Items from an interface collection
┄┄┄┄┄┄┄┄┄┄
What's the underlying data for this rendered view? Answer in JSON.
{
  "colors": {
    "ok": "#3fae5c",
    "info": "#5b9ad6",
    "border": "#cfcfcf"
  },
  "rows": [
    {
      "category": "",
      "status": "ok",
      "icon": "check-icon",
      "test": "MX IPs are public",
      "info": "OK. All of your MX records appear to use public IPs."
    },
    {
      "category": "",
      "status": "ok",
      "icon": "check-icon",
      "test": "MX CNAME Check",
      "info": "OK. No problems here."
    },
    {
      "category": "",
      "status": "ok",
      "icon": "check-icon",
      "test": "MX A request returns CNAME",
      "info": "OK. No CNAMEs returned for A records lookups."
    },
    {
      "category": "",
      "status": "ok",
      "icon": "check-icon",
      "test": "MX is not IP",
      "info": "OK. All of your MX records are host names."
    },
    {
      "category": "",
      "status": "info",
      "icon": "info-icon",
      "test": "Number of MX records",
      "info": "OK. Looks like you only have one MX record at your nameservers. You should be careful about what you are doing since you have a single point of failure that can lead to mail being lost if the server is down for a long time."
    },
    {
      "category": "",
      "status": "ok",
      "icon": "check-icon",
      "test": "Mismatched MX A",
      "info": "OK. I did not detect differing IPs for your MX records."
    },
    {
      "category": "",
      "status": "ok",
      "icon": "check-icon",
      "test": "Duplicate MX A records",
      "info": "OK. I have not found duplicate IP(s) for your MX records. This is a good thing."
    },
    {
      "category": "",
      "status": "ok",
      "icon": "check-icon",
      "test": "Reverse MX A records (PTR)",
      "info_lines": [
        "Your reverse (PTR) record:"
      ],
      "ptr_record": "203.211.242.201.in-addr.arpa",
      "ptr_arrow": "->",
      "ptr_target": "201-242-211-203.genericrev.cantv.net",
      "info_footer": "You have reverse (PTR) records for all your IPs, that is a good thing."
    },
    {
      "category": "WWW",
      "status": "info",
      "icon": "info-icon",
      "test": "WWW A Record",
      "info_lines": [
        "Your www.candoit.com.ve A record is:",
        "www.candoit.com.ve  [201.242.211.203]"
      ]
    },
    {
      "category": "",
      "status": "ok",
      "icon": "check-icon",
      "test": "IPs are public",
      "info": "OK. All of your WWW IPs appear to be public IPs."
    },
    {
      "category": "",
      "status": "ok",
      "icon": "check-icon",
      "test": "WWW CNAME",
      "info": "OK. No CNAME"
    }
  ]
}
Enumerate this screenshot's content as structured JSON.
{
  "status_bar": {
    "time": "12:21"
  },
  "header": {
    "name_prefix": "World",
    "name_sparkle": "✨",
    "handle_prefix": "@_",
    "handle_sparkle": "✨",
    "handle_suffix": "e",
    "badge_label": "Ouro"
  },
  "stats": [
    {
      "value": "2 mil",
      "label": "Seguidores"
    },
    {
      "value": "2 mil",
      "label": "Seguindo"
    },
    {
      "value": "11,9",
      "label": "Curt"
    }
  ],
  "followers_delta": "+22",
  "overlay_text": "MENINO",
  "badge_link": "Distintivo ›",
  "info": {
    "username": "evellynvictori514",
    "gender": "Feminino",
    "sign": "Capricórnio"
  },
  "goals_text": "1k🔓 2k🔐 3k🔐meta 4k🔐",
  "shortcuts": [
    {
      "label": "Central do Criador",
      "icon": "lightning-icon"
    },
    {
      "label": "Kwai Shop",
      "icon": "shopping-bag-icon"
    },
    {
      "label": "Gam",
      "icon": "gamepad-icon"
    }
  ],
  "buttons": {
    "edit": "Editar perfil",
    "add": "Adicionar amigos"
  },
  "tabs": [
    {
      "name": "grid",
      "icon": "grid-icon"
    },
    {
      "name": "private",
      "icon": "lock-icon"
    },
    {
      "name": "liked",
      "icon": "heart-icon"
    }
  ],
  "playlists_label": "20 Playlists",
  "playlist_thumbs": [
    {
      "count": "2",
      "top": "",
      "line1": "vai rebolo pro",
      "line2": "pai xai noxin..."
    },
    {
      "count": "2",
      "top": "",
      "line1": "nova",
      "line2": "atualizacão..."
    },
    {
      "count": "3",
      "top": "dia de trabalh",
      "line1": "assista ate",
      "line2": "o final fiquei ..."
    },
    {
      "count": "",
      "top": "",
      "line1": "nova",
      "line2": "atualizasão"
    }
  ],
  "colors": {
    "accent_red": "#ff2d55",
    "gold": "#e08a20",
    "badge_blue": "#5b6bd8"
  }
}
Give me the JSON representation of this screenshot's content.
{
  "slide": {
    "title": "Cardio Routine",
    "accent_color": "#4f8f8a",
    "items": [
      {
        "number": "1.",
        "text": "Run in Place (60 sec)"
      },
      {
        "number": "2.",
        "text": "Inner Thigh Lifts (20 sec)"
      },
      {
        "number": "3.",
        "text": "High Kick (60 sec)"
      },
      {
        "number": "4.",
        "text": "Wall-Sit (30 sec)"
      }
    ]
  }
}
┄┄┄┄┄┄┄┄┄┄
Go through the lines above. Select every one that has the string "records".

      "info": "OK. All of your MX records appear to use public IPs."
      "info": "OK. No CNAMEs returned for A records lookups."
      "info": "OK. All of your MX records are host names."
      "test": "Number of MX records",
      "info": "OK. I did not detect differing IPs for your MX records."
      "test": "Duplicate MX A records",
      "info": "OK. I have not found duplicate IP(s) for your MX records. This is a good thing."
      "test": "Reverse MX A records (PTR)",
      "info_footer": "You have reverse (PTR) records for all your IPs, that is a good thing."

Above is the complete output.